Fiery hardwoods line the mountain roads winding through this tiny village. Experience the giddy thrill the moment the Flat Rock Playhouse lights begin to burn, and hike up a hill to Connemara, the Carl Sandburg Home National Historic Site spreading over 264 acres. Get blissfully lost in the titles of this famous poet's 10,000-book collection. Nature lovers will find peacefulness in this pastoral setting, accompanied by the primal bleating by the descendants of his wife's prize-winning Chikaming dairy goats.
Dawson County, Georgia
The thousands of plump pumpkins look like bright orange litters of VW Beetle babies resting in a field. The place is Burt's Farm in Dawsonville--and it speaks of fall. You’ll actually begin to wonder how many pumpkins you can squeeze into the backseat of your car. Cross the highway to nearby Amicalola Falls State Park & Lodge for a short stroll under the towering golden tulip poplars and to feel the cold mist spray from the 729-foot waterfall.
Leipers Fork, Tennessee
Fall color creeping into Leipers Fork, spreading across the town much like a country song making its way to the Grand Ole Opry: with God's grace and guided steps. In this haven 20 minutes from Nashville, the wind belts out a breezy chorus and ruffles clusters of copper leaves (some people call them autumn's wind chimes). If you’re lucky you can catch some live music at Puckett’s Grocery, a stop where country tunes resonate from an intimate stage.
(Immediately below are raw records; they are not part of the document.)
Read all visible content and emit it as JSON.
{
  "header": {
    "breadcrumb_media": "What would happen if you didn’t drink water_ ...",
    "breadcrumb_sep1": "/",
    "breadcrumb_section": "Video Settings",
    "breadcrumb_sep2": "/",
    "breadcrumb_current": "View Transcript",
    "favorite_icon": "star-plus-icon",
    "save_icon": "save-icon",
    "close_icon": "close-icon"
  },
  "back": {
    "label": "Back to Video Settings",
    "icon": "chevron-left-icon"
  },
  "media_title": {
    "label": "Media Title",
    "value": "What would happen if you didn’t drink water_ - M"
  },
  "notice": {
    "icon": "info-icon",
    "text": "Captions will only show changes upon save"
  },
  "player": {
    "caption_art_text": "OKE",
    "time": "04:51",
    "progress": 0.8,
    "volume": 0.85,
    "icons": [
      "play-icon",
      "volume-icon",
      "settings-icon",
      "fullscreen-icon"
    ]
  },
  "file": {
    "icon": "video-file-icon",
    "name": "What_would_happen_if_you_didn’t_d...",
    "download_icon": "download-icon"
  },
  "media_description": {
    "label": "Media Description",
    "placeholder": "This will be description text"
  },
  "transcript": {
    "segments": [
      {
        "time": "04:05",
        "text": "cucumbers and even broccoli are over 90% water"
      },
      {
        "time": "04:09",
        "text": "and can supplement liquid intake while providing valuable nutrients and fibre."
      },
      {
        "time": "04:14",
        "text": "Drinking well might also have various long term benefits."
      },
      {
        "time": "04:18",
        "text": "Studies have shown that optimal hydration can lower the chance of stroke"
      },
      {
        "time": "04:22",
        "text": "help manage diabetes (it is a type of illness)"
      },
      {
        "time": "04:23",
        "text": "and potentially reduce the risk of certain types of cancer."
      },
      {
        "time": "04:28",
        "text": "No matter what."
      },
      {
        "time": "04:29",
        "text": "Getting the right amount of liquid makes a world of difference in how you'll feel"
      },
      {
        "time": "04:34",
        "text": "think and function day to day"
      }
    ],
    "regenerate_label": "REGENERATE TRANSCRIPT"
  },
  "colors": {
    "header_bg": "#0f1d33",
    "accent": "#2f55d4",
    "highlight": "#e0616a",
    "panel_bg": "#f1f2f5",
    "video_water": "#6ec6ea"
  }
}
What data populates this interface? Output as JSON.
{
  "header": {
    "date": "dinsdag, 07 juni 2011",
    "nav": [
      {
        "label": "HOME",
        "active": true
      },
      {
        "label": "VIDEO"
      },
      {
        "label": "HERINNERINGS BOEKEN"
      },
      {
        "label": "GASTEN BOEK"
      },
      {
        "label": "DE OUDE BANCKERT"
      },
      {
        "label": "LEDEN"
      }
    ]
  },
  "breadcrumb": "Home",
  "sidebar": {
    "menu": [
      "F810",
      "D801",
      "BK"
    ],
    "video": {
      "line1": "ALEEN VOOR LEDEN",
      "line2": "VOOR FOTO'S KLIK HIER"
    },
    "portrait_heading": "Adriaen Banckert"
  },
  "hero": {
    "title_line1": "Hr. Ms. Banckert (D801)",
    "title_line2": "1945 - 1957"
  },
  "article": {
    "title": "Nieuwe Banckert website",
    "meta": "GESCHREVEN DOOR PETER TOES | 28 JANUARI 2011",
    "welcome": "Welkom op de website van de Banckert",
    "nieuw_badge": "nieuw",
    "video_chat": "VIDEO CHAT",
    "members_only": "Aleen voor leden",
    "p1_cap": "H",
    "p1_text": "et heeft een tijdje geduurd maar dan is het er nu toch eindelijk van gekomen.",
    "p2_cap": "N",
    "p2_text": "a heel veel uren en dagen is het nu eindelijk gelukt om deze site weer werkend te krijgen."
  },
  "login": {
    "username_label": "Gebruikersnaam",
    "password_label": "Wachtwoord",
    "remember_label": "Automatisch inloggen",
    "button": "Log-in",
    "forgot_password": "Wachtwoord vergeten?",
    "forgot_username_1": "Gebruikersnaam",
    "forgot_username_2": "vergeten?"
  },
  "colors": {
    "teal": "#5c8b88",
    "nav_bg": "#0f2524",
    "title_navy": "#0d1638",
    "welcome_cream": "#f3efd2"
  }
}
There's no particular fall color, but my personal chase for the season's splendor always peaks here. Fall especially shines in town at a gallery that features Andy Warhol's work. With its own palette of hues, it highlights endless roads that wander into picture-perfect sunsets. I followed one of those rambling roads on a cloudy afternoon to find a rainbow. A sweet surprise on an autumn day.
Asheville, North Carolina
The Blue Ridge Parkway is one of the most iconic forest spots in the entire country, and for good reason. After filling up on nature, head to the (equally iconic) Biltmore Estate and experience the mountains like a Vanderbilt. Bull and Beggar is a local favorite for cocktails, seafood and charcuterie.
Natchez Trace Parkway
Running through Tennessee, Alabama, and Mississippi, the scenic Natchez Trace Parkway connects the cities of Nashville, Tennessee and Natchez, Mississippi. The Tennessee section of the Parkway, which stretches for about 100 miles in the state, passes small towns such as Leipers Fork, and historic spots such as the Meriwether Lewis Site (where Lewis of the “Lewis and Clark Expedition” is buried).
Hop on the Blue Ridge Railway
Hop aboard the Blue Ridge Scenic Railway and ride through the Chattahoochee National Forest just in time to see the leaves change. The train brings families on a 26-mile loop, which takes about four hours and stops in McCaysville, Georgia, and Copperhill, Tennessee, before heading back to Blue Ridge, Georgia.
Camp in the Smoky Mountains
The Great Smoky Mountains turn vibrant colors as autumn falls across them, and there’s no better place to enjoy them than Bryson City, North Carolina. From there, you can hop on the Appalachian Trail, one of the country’s longest hiking trails, to take in the dusky mountains. Bring a tent, and enjoy the cool weather.